Identify, in the records below, every line where the string "Scope" appears, and copy each such line.

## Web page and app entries
***

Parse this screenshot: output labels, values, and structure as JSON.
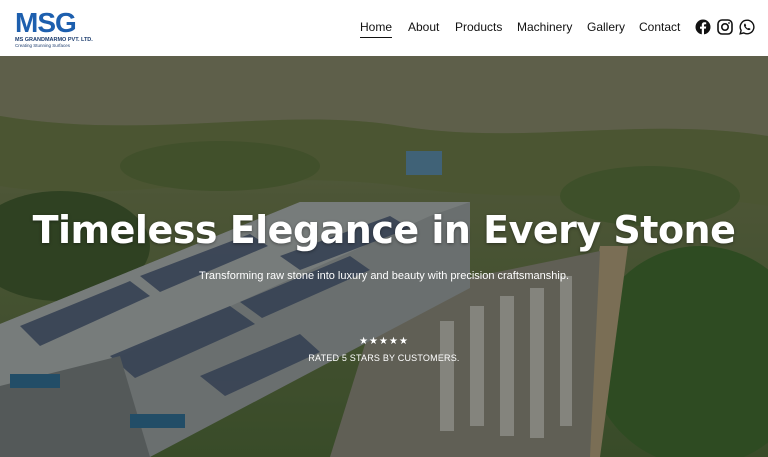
{
  "brand": {
    "logo_text": "MSG",
    "company_name": "MS GRANDMARMO PVT. LTD.",
    "tagline": "Creating Stunning Surfaces",
    "color": "#1d5fae"
  },
  "nav": {
    "items": [
      {
        "label": "Home",
        "active": true
      },
      {
        "label": "About",
        "active": false
      },
      {
        "label": "Products",
        "active": false
      },
      {
        "label": "Machinery",
        "active": false
      },
      {
        "label": "Gallery",
        "active": false
      },
      {
        "label": "Contact",
        "active": false
      }
    ]
  },
  "social": {
    "icons": [
      "facebook-icon",
      "instagram-icon",
      "whatsapp-icon"
    ]
  },
  "hero": {
    "title": "Timeless Elegance in Every Stone",
    "subtitle": "Transforming raw stone into luxury and beauty with precision craftsmanship.",
    "stars": "★★★★★",
    "rating_value": 5,
    "rating_text": "RATED 5 STARS BY CUSTOMERS."
  }
}
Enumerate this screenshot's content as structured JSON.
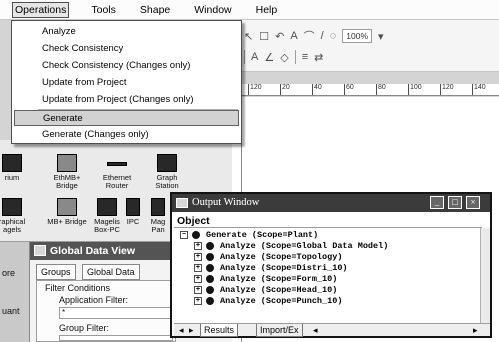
{
  "menubar": {
    "items": [
      {
        "label": "Operations",
        "active": true
      },
      {
        "label": "Tools",
        "active": false
      },
      {
        "label": "Shape",
        "active": false
      },
      {
        "label": "Window",
        "active": false
      },
      {
        "label": "Help",
        "active": false
      }
    ]
  },
  "toolbar": {
    "zoom_value": "100%",
    "glyphs_row1": [
      "↖",
      "☐",
      "↶",
      "·",
      "A",
      "·",
      "⌒",
      "·",
      "/",
      "·",
      "◌",
      "·"
    ],
    "glyphs_row2": [
      "A",
      "·",
      "∠",
      "·",
      "◇",
      "·",
      "≡",
      "·",
      "⇄",
      "·"
    ]
  },
  "operations_menu": {
    "items": [
      {
        "label": "Analyze",
        "highlighted": false
      },
      {
        "label": "Check Consistency",
        "highlighted": false
      },
      {
        "label": "Check Consistency (Changes only)",
        "highlighted": false
      },
      {
        "label": "Update from Project",
        "highlighted": false
      },
      {
        "label": "Update from Project (Changes only)",
        "highlighted": false
      },
      {
        "label": "Generate",
        "highlighted": true
      },
      {
        "label": "Generate (Changes only)",
        "highlighted": false
      }
    ]
  },
  "ruler": {
    "ticks": [
      "120",
      "20",
      "40",
      "60",
      "80",
      "100",
      "120",
      "140"
    ]
  },
  "palette": {
    "items_row1": [
      {
        "label": "rium",
        "icon": "device-icon"
      },
      {
        "label": "EthMB+ Bridge",
        "icon": "bridge-icon"
      },
      {
        "label": "Ethernet Router",
        "icon": "router-icon"
      },
      {
        "label": "Graph Station",
        "icon": "station-icon"
      }
    ],
    "items_row2": [
      {
        "label": "raphical agels",
        "icon": "device-icon"
      },
      {
        "label": "MB+ Bridge",
        "icon": "bridge-icon"
      },
      {
        "label": "Magelis Box-PC",
        "icon": "box-pc-icon"
      },
      {
        "label": "IPC",
        "icon": "ipc-icon"
      },
      {
        "label": "Mag Pan",
        "icon": "panel-icon"
      }
    ]
  },
  "global_data_view": {
    "title": "Global Data View",
    "side_label": "ore",
    "side_label2": "uant",
    "tabs": [
      "Groups",
      "Global Data"
    ],
    "active_tab": "Global Data",
    "group_label": "Filter Conditions",
    "app_filter_label": "Application Filter:",
    "app_filter_value": "*",
    "group_filter_label": "Group Filter:"
  },
  "output_window": {
    "title": "Output Window",
    "column_header": "Object",
    "root": "Generate (Scope=Plant)",
    "children": [
      "Analyze (Scope=Global Data Model)",
      "Analyze (Scope=Topology)",
      "Analyze (Scope=Distri_10)",
      "Analyze (Scope=Form_10)",
      "Analyze (Scope=Head_10)",
      "Analyze (Scope=Punch_10)"
    ],
    "tabs": [
      "Results",
      "Import/Ex"
    ],
    "minimize": "_",
    "maximize": "□",
    "close": "×"
  }
}
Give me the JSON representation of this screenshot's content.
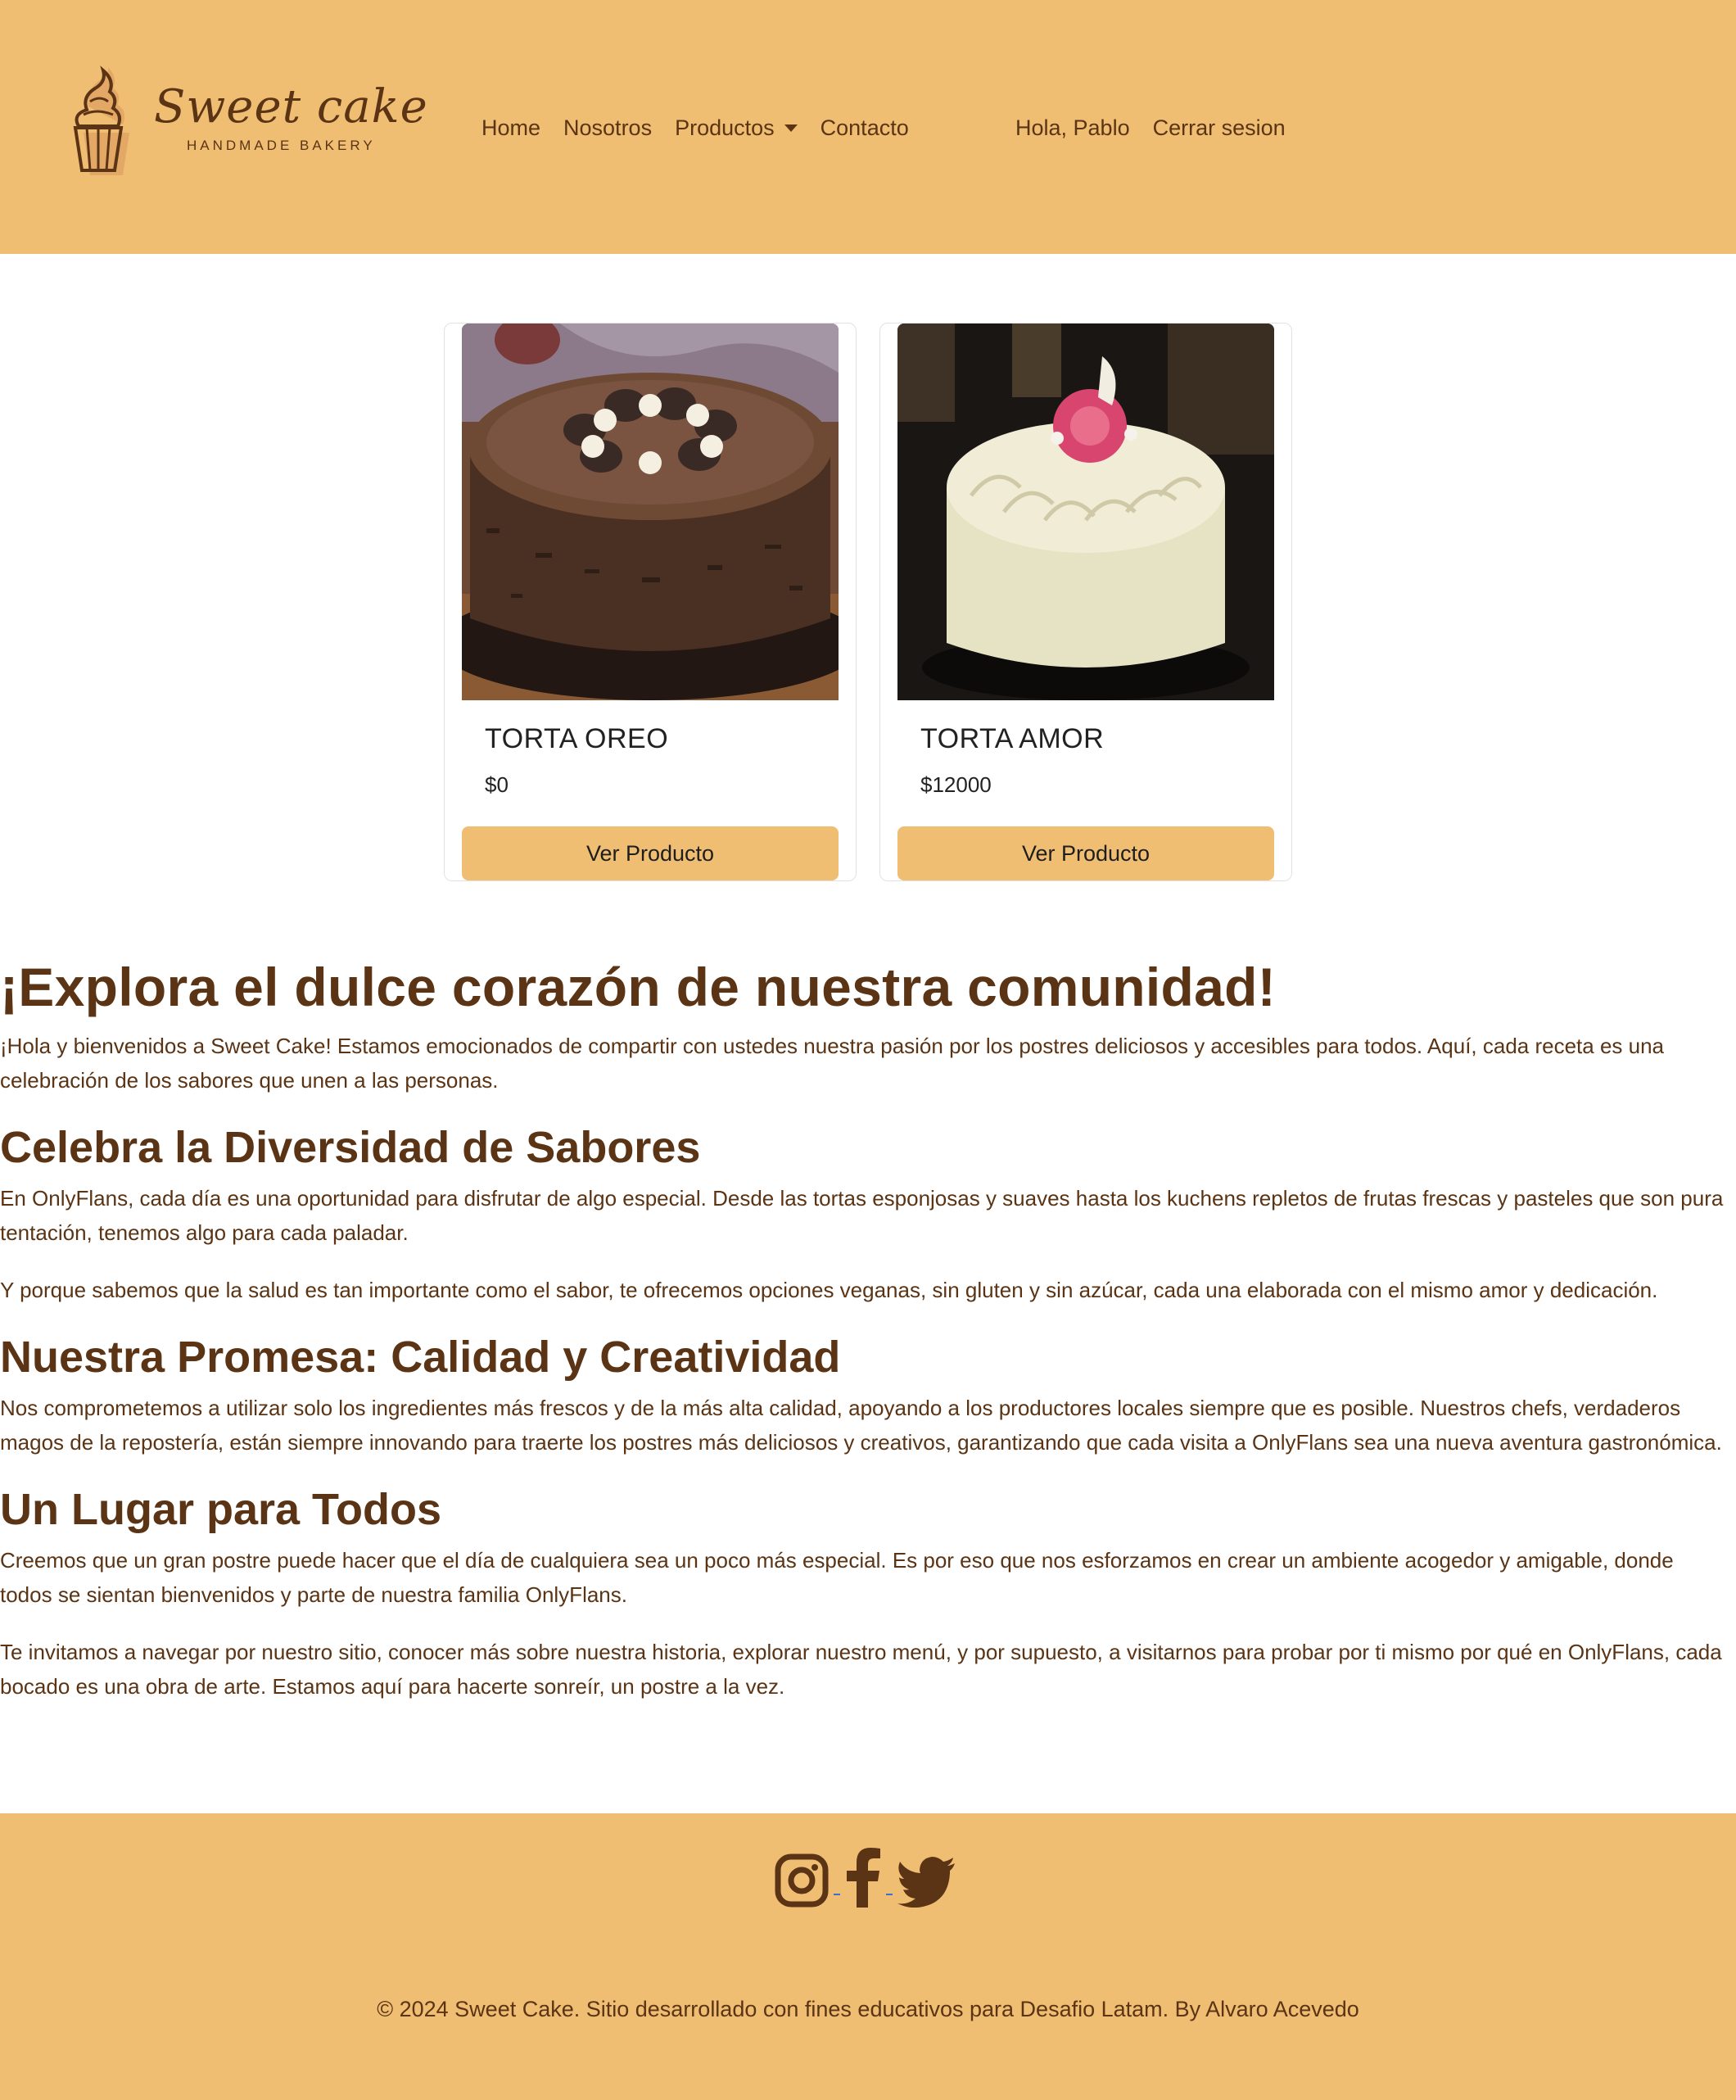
{
  "header": {
    "logo": {
      "script": "Sweet cake",
      "subtitle": "HANDMADE BAKERY"
    },
    "nav": [
      "Home",
      "Nosotros",
      "Productos",
      "Contacto"
    ],
    "greeting": "Hola, Pablo",
    "logout": "Cerrar sesion"
  },
  "products": [
    {
      "name": "TORTA OREO",
      "price": "$0",
      "button": "Ver Producto"
    },
    {
      "name": "TORTA AMOR",
      "price": "$12000",
      "button": "Ver Producto"
    }
  ],
  "content": {
    "title": "¡Explora el dulce corazón de nuestra comunidad!",
    "intro": "¡Hola y bienvenidos a Sweet Cake! Estamos emocionados de compartir con ustedes nuestra pasión por los postres deliciosos y accesibles para todos. Aquí, cada receta es una celebración de los sabores que unen a las personas.",
    "sections": [
      {
        "heading": "Celebra la Diversidad de Sabores",
        "paragraphs": [
          "En OnlyFlans, cada día es una oportunidad para disfrutar de algo especial. Desde las tortas esponjosas y suaves hasta los kuchens repletos de frutas frescas y pasteles que son pura tentación, tenemos algo para cada paladar.",
          "Y porque sabemos que la salud es tan importante como el sabor, te ofrecemos opciones veganas, sin gluten y sin azúcar, cada una elaborada con el mismo amor y dedicación."
        ]
      },
      {
        "heading": "Nuestra Promesa: Calidad y Creatividad",
        "paragraphs": [
          "Nos comprometemos a utilizar solo los ingredientes más frescos y de la más alta calidad, apoyando a los productores locales siempre que es posible. Nuestros chefs, verdaderos magos de la repostería, están siempre innovando para traerte los postres más deliciosos y creativos, garantizando que cada visita a OnlyFlans sea una nueva aventura gastronómica."
        ]
      },
      {
        "heading": "Un Lugar para Todos",
        "paragraphs": [
          "Creemos que un gran postre puede hacer que el día de cualquiera sea un poco más especial. Es por eso que nos esforzamos en crear un ambiente acogedor y amigable, donde todos se sientan bienvenidos y parte de nuestra familia OnlyFlans.",
          "Te invitamos a navegar por nuestro sitio, conocer más sobre nuestra historia, explorar nuestro menú, y por supuesto, a visitarnos para probar por ti mismo por qué en OnlyFlans, cada bocado es una obra de arte. Estamos aquí para hacerte sonreír, un postre a la vez."
        ]
      }
    ]
  },
  "footer": {
    "social_icons": [
      "instagram-icon",
      "facebook-icon",
      "twitter-icon"
    ],
    "copyright": "© 2024 Sweet Cake. Sitio desarrollado con fines educativos para Desafio Latam. By Alvaro Acevedo"
  },
  "colors": {
    "brand": "#f0be72",
    "text": "#5a3414"
  }
}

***

## Finished task
    "root": "Generate (Scope=Plant)",
      "Analyze (Scope=Global Data Model)",
      "Analyze (Scope=Topology)",
      "Analyze (Scope=Distri_10)",
      "Analyze (Scope=Form_10)",
      "Analyze (Scope=Head_10)",
      "Analyze (Scope=Punch_10)"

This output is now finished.